Skip to main navigation Skip to main content
The University of Southampton
Intelligent & Resilient Ocean Engineering – Royal Academy of Engineering Chair in Emerging Technologies



Current offshore structures are designed as one-off bespoke structures against criteria evolved from handling hazardous hydrocarbons. In contrast, mass produced structures are needed for large scale offshore renewable energy or food production and present lesser hazards to people and the environment. This presents a challenge and opportunity to unshackle offshore structure design from the inherited oil and gas paradigm, and establish a culture of mass produced resilient structures utilising next generation materials, providing a basis for efficient and sustainable ocean engineering.

Challenging traditional design paradigms of failure that require structures to be large enough to resist all applied loads, to enable performance-based design such that failure is redefined as when a structure or system can no-longer perform the task it is designed for, unlocks opportunities for softer and tolerable mobile structures that are resilient to extreme loads. Challenging the traditional bespoke design approach with an alternative template of modular systems, which can be combined to create a next generation ocean system, opens up opportunities for future harvesting of ocean resources and use of ocean space.

Performance-based design has potential to transform the seascape of ocean structures, enabling future visions for ocean structures that include versatile, reconfigurable, modular components fabricated from advanced materials for harnessing renewable, mineral and biomass resources and enabling greater use of ocean space.

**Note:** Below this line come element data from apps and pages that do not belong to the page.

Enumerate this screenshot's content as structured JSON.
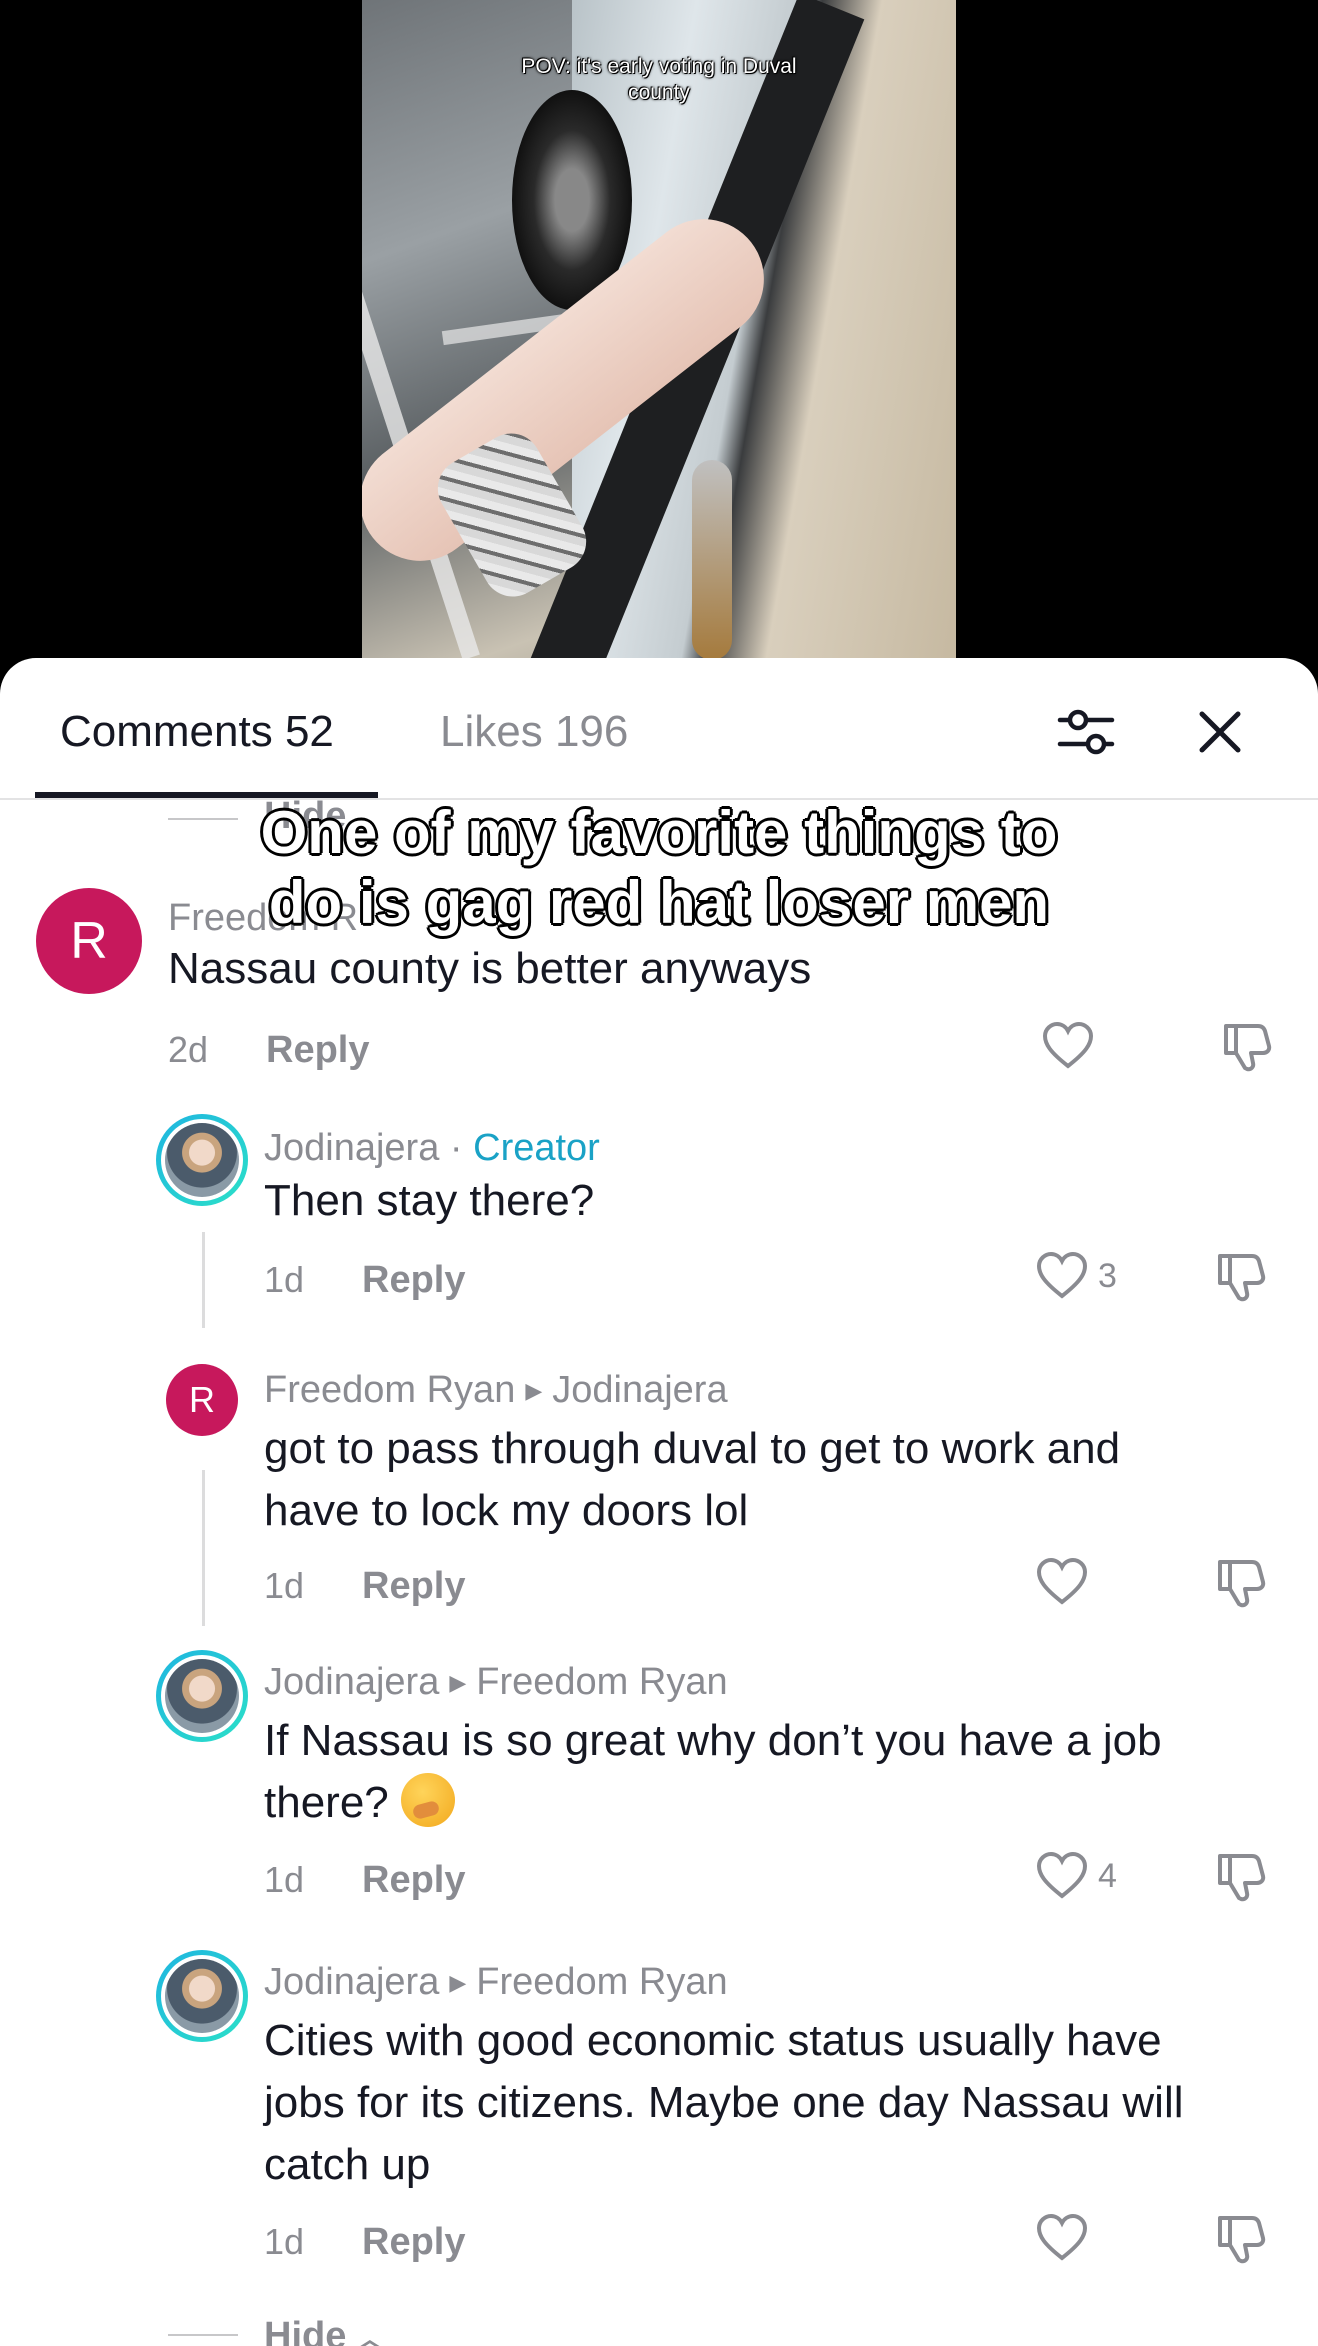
{
  "video": {
    "caption_line1": "POV: it's early voting in Duval",
    "caption_line2": "county",
    "overlay_line1": "One of my favorite things to",
    "overlay_line2": "do is gag red hat loser men"
  },
  "tabs": {
    "comments_label": "Comments 52",
    "likes_label": "Likes 196"
  },
  "icons": {
    "filter": "sliders-icon",
    "close": "close-icon",
    "like": "heart-icon",
    "dislike": "thumbs-down-icon"
  },
  "hide_top": "Hide",
  "hide_bottom": "Hide",
  "comments": [
    {
      "avatar_letter": "R",
      "author": "Freedom R",
      "text": "Nassau county is better anyways",
      "time": "2d",
      "reply_label": "Reply",
      "likes": ""
    },
    {
      "author": "Jodinajera",
      "badge": "Creator",
      "text": "Then stay there?",
      "time": "1d",
      "reply_label": "Reply",
      "likes": "3"
    },
    {
      "avatar_letter": "R",
      "author": "Freedom Ryan",
      "reply_to": "Jodinajera",
      "text_line1": "got to pass through duval to get to work and",
      "text_line2": "have to lock my doors lol",
      "time": "1d",
      "reply_label": "Reply",
      "likes": ""
    },
    {
      "author": "Jodinajera",
      "reply_to": "Freedom Ryan",
      "text_line1": "If Nassau is so great why don’t you have a job",
      "text_line2": "there?",
      "time": "1d",
      "reply_label": "Reply",
      "likes": "4"
    },
    {
      "author": "Jodinajera",
      "reply_to": "Freedom Ryan",
      "text_line1": "Cities with good economic status usually have",
      "text_line2": "jobs for its citizens. Maybe one day Nassau will",
      "text_line3": "catch up",
      "time": "1d",
      "reply_label": "Reply",
      "likes": ""
    }
  ]
}
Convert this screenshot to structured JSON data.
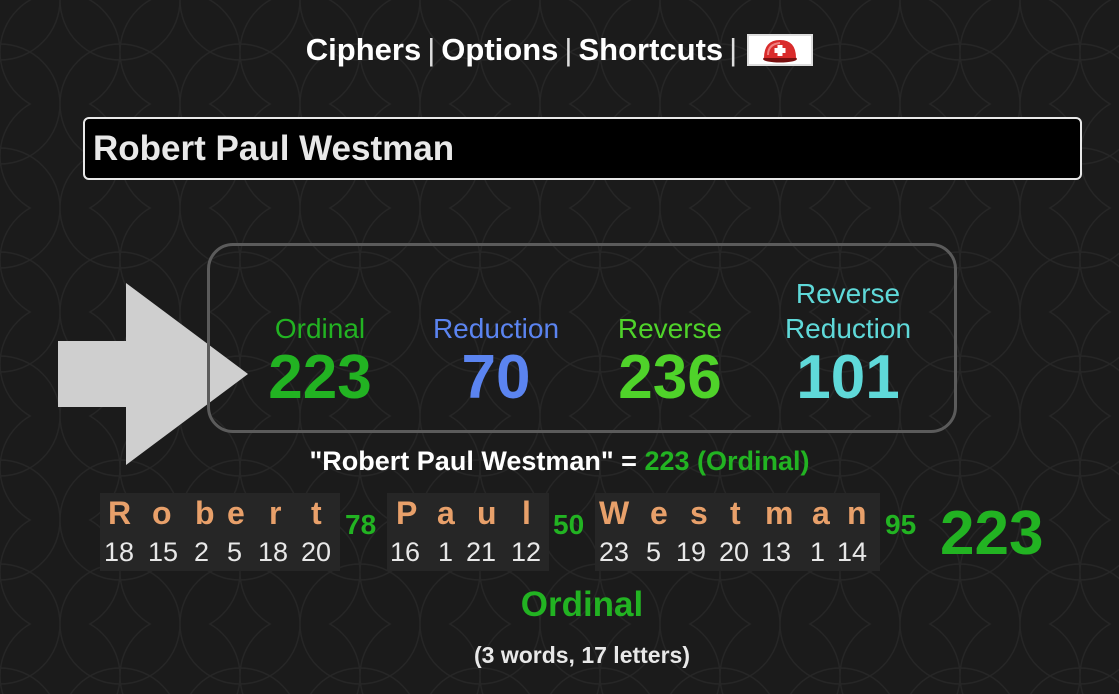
{
  "menu": {
    "ciphers": "Ciphers",
    "options": "Options",
    "shortcuts": "Shortcuts",
    "separator": "|",
    "help_icon": "medkit-icon"
  },
  "search": {
    "value": "Robert Paul Westman"
  },
  "ciphers": [
    {
      "name_line1": "",
      "name_line2": "Ordinal",
      "value": "223",
      "color": "#22b322"
    },
    {
      "name_line1": "",
      "name_line2": "Reduction",
      "value": "70",
      "color": "#5b84f0"
    },
    {
      "name_line1": "",
      "name_line2": "Reverse",
      "value": "236",
      "color": "#4fd32a"
    },
    {
      "name_line1": "Reverse",
      "name_line2": "Reduction",
      "value": "101",
      "color": "#5fd9d9"
    }
  ],
  "equation": {
    "phrase": "\"Robert Paul Westman\" =",
    "result": "223 (Ordinal)"
  },
  "breakdown": {
    "words": [
      {
        "letters": [
          "R",
          "o",
          "b",
          "e",
          "r",
          "t"
        ],
        "values": [
          "18",
          "15",
          "2",
          "5",
          "18",
          "20"
        ],
        "sum": "78"
      },
      {
        "letters": [
          "P",
          "a",
          "u",
          "l"
        ],
        "values": [
          "16",
          "1",
          "21",
          "12"
        ],
        "sum": "50"
      },
      {
        "letters": [
          "W",
          "e",
          "s",
          "t",
          "m",
          "a",
          "n"
        ],
        "values": [
          "23",
          "5",
          "19",
          "20",
          "13",
          "1",
          "14"
        ],
        "sum": "95"
      }
    ],
    "total": "223",
    "cipher_name": "Ordinal",
    "counts": "(3 words, 17 letters)"
  },
  "colors": {
    "background": "#1b1b1b",
    "ordinal": "#22b322",
    "reduction": "#5b84f0",
    "reverse": "#4fd32a",
    "reverse_reduction": "#5fd9d9",
    "letter": "#e8a06a"
  }
}
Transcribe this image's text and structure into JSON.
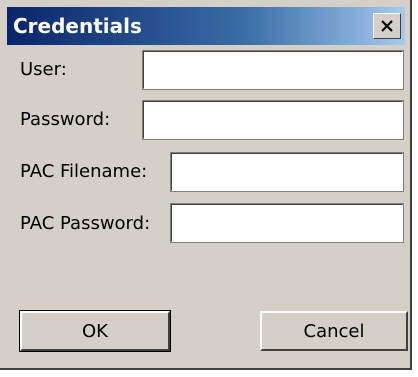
{
  "window": {
    "title": "Credentials",
    "close_icon": "close-icon",
    "titlebar_colors": [
      "#0a246a",
      "#a6caf0"
    ]
  },
  "form": {
    "user_label": "User:",
    "user_value": "",
    "password_label": "Password:",
    "password_value": "",
    "pac_filename_label": "PAC Filename:",
    "pac_filename_value": "",
    "pac_password_label": "PAC Password:",
    "pac_password_value": ""
  },
  "buttons": {
    "ok_label": "OK",
    "cancel_label": "Cancel"
  }
}
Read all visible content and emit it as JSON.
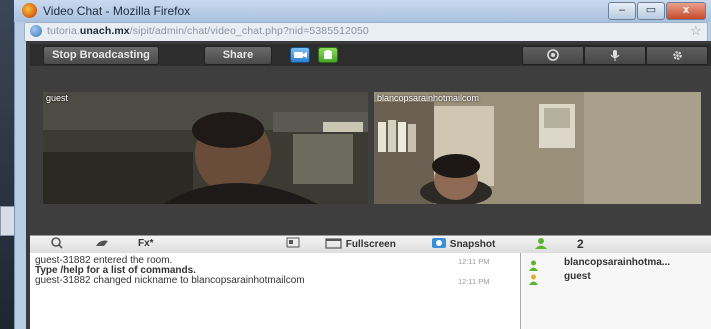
{
  "browser": {
    "title": "Video Chat - Mozilla Firefox",
    "url_prefix": "tutoria.",
    "url_domain": "unach.mx",
    "url_path": "/sipit/admin/chat/video_chat.php?nid=5385512050",
    "win_buttons": [
      "–",
      "▭",
      "x"
    ]
  },
  "toolbar": {
    "stop_label": "Stop Broadcasting",
    "share_label": "Share"
  },
  "videos": {
    "left_name": "guest",
    "right_name": "blancopsarainhotmailcom"
  },
  "controls": {
    "fx_label": "Fx*",
    "fullscreen_label": "Fullscreen",
    "snapshot_label": "Snapshot",
    "user_count": "2"
  },
  "chat": {
    "messages": [
      {
        "text": "guest-31882 entered the room.",
        "time": "12:11 PM",
        "bold": false
      },
      {
        "text": "Type /help for a list of commands.",
        "time": "",
        "bold": true
      },
      {
        "text": "guest-31882 changed nickname to blancopsarainhotmailcom",
        "time": "12:11 PM",
        "bold": false
      }
    ]
  },
  "users": [
    "blancopsarainhotma...",
    "guest"
  ],
  "colors": {
    "accent_green": "#5ab52e",
    "camera_blue": "#3a8fd8"
  }
}
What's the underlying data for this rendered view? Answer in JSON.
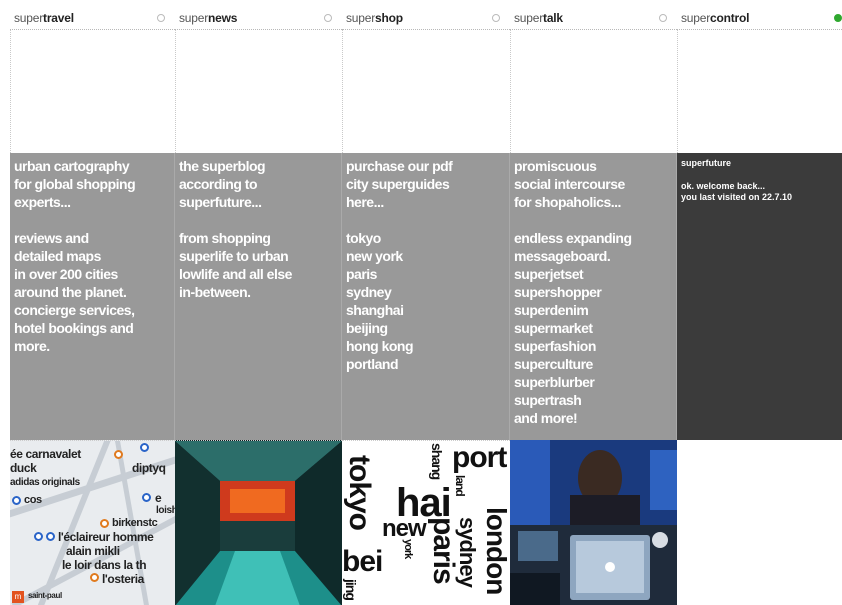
{
  "tabs": [
    {
      "prefix": "super",
      "name": "travel",
      "active": false
    },
    {
      "prefix": "super",
      "name": "news",
      "active": false
    },
    {
      "prefix": "super",
      "name": "shop",
      "active": false
    },
    {
      "prefix": "super",
      "name": "talk",
      "active": false
    },
    {
      "prefix": "super",
      "name": "control",
      "active": true
    }
  ],
  "panels": {
    "travel": {
      "intro": [
        "urban cartography",
        "for global shopping",
        "experts..."
      ],
      "body": [
        "reviews and",
        "detailed maps",
        "in over 200 cities",
        "around the planet.",
        "concierge services,",
        "hotel bookings and",
        "more."
      ]
    },
    "news": {
      "intro": [
        "the superblog",
        "according to",
        "superfuture..."
      ],
      "body": [
        "from shopping",
        "superlife to urban",
        "lowlife and all else",
        "in-between."
      ]
    },
    "shop": {
      "intro": [
        "purchase our pdf",
        "city superguides",
        "here..."
      ],
      "body": [
        "tokyo",
        "new york",
        "paris",
        "sydney",
        "shanghai",
        "beijing",
        "hong kong",
        "portland"
      ]
    },
    "talk": {
      "intro": [
        "promiscuous",
        "social intercourse",
        "for shopaholics..."
      ],
      "body": [
        "endless expanding",
        "messageboard.",
        "superjetset",
        "supershopper",
        "superdenim",
        "supermarket",
        "superfashion",
        "superculture",
        "superblurber",
        "supertrash",
        "and more!"
      ]
    },
    "control": {
      "title": "superfuture",
      "lines": [
        "ok. welcome back...",
        "you last visited on 22.7.10"
      ]
    }
  },
  "map_labels": [
    "ée carnavalet",
    "duck",
    "diptyq",
    "adidas originals",
    "cos",
    "e",
    "loish",
    "birkenstc",
    "l'éclaireur homme",
    "alain mikli",
    "le loir dans la th",
    "l'osteria",
    "saint-paul"
  ],
  "city_words": [
    "tokyo",
    "shang",
    "hai",
    "port",
    "land",
    "new",
    "york",
    "paris",
    "sydney",
    "london",
    "bei",
    "jing"
  ],
  "colors": {
    "panel": "#999999",
    "control_panel": "#3b3b3b",
    "active_dot": "#2fa82f"
  }
}
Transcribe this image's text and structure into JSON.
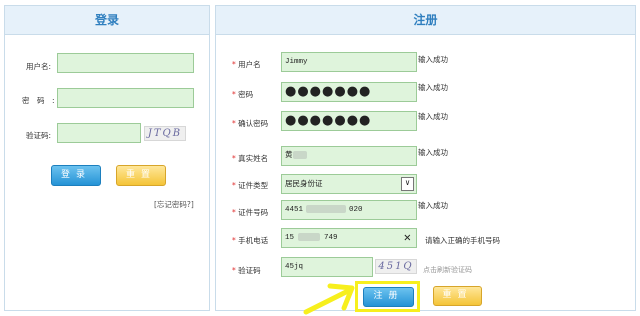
{
  "login": {
    "title": "登录",
    "username_label": "用户名:",
    "password_label": "密　码　:",
    "captcha_label": "验证码:",
    "captcha_text": "JTQB",
    "login_button": "登录",
    "reset_button": "重置",
    "forgot_link": "[忘记密码?]"
  },
  "register": {
    "title": "注册",
    "fields": {
      "username": {
        "label": "用户名",
        "value": "Jimmy",
        "status": "输入成功"
      },
      "password": {
        "label": "密码",
        "value": "●●●●●●●",
        "status": "输入成功"
      },
      "confirm_password": {
        "label": "确认密码",
        "value": "●●●●●●●",
        "status": "输入成功"
      },
      "real_name": {
        "label": "真实姓名",
        "value": "黄",
        "status": "输入成功"
      },
      "id_type": {
        "label": "证件类型",
        "value": "居民身份证"
      },
      "id_number": {
        "label": "证件号码",
        "value_prefix": "4451",
        "value_suffix": "020",
        "status": "输入成功"
      },
      "phone": {
        "label": "手机电话",
        "value_prefix": "15",
        "value_suffix": "749",
        "status": "请输入正确的手机号码"
      },
      "captcha": {
        "label": "验证码",
        "value": "45jq",
        "captcha_text": "451Q",
        "refresh_hint": "点击刷新验证码"
      }
    },
    "register_button": "注册",
    "reset_button": "重置"
  },
  "colors": {
    "accent": "#2f7fbf",
    "input_bg": "#dff4dc",
    "highlight": "#f7ef1d"
  }
}
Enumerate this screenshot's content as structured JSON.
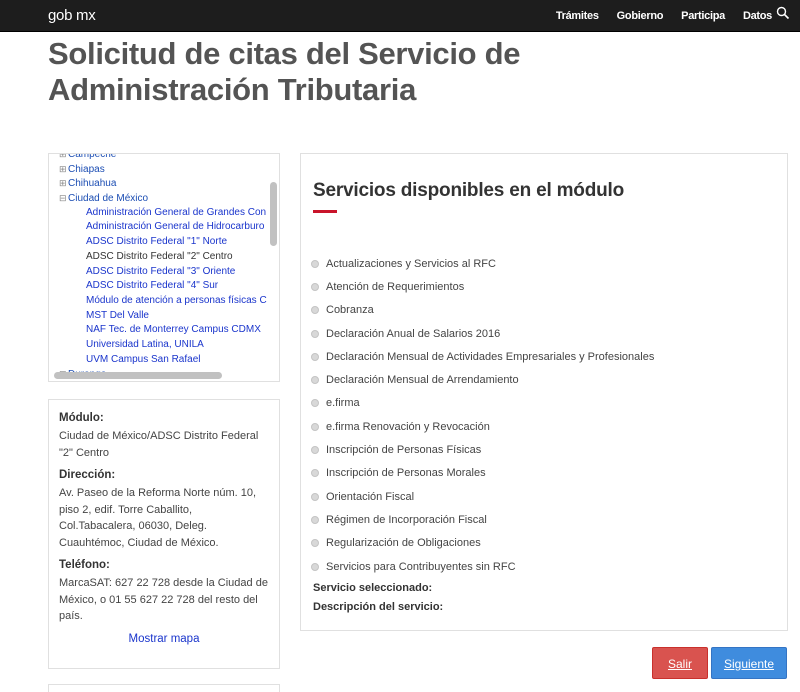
{
  "header": {
    "brand": "gob mx",
    "nav": [
      "Trámites",
      "Gobierno",
      "Participa",
      "Datos"
    ],
    "search_icon": "search-icon"
  },
  "page": {
    "title": "Solicitud de citas del Servicio de Administración Tributaria"
  },
  "tree": {
    "rows": [
      {
        "kind": "state",
        "expander": "⊞",
        "label": "Campeche"
      },
      {
        "kind": "state",
        "expander": "⊞",
        "label": "Chiapas"
      },
      {
        "kind": "state",
        "expander": "⊞",
        "label": "Chihuahua"
      },
      {
        "kind": "state",
        "expander": "⊟",
        "label": "Ciudad de México"
      },
      {
        "kind": "muni",
        "label": "Administración General de Grandes Con"
      },
      {
        "kind": "muni",
        "label": "Administración General de Hidrocarburo"
      },
      {
        "kind": "muni",
        "label": "ADSC Distrito Federal \"1\" Norte"
      },
      {
        "kind": "muni",
        "label": "ADSC Distrito Federal \"2\" Centro",
        "selected": true
      },
      {
        "kind": "muni",
        "label": "ADSC Distrito Federal \"3\" Oriente"
      },
      {
        "kind": "muni",
        "label": "ADSC Distrito Federal \"4\" Sur"
      },
      {
        "kind": "muni",
        "label": "Módulo de atención a personas físicas C"
      },
      {
        "kind": "muni",
        "label": "MST Del Valle"
      },
      {
        "kind": "muni",
        "label": "NAF Tec. de Monterrey Campus CDMX"
      },
      {
        "kind": "muni",
        "label": "Universidad Latina, UNILA"
      },
      {
        "kind": "muni",
        "label": "UVM Campus San Rafael"
      },
      {
        "kind": "state",
        "expander": "⊞",
        "label": "Durango"
      }
    ]
  },
  "info": {
    "modulo_label": "Módulo:",
    "modulo_value": "Ciudad de México/ADSC Distrito Federal \"2\" Centro",
    "direccion_label": "Dirección:",
    "direccion_value": "Av. Paseo de la Reforma Norte núm. 10, piso 2, edif. Torre Caballito, Col.Tabacalera, 06030, Deleg. Cuauhtémoc, Ciudad de México.",
    "telefono_label": "Teléfono:",
    "telefono_value": "MarcaSAT: 627 22 728 desde la Ciudad de México, o 01 55 627 22 728 del resto del país.",
    "map_link": "Mostrar mapa"
  },
  "services": {
    "title": "Servicios disponibles en el módulo",
    "items": [
      "Actualizaciones y Servicios al RFC",
      "Atención de Requerimientos",
      "Cobranza",
      "Declaración Anual de Salarios 2016",
      "Declaración Mensual de Actividades Empresariales y Profesionales",
      "Declaración Mensual de Arrendamiento",
      "e.firma",
      "e.firma Renovación y Revocación",
      "Inscripción de Personas Físicas",
      "Inscripción de Personas Morales",
      "Orientación Fiscal",
      "Régimen de Incorporación Fiscal",
      "Regularización de Obligaciones",
      "Servicios para Contribuyentes sin RFC"
    ],
    "selected_label": "Servicio seleccionado:",
    "description_label": "Descripción del servicio:"
  },
  "buttons": {
    "salir": "Salir",
    "siguiente": "Siguiente"
  },
  "colors": {
    "topbar": "#1d1d1d",
    "accent_red": "#c9142a",
    "link_blue": "#1a35cc",
    "btn_red": "#d9534f",
    "btn_blue": "#3f8cde"
  }
}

Activities within Research Goal 4 ‘Design’ focus on development of next generation design concepts and methodologies.

Privacy Settings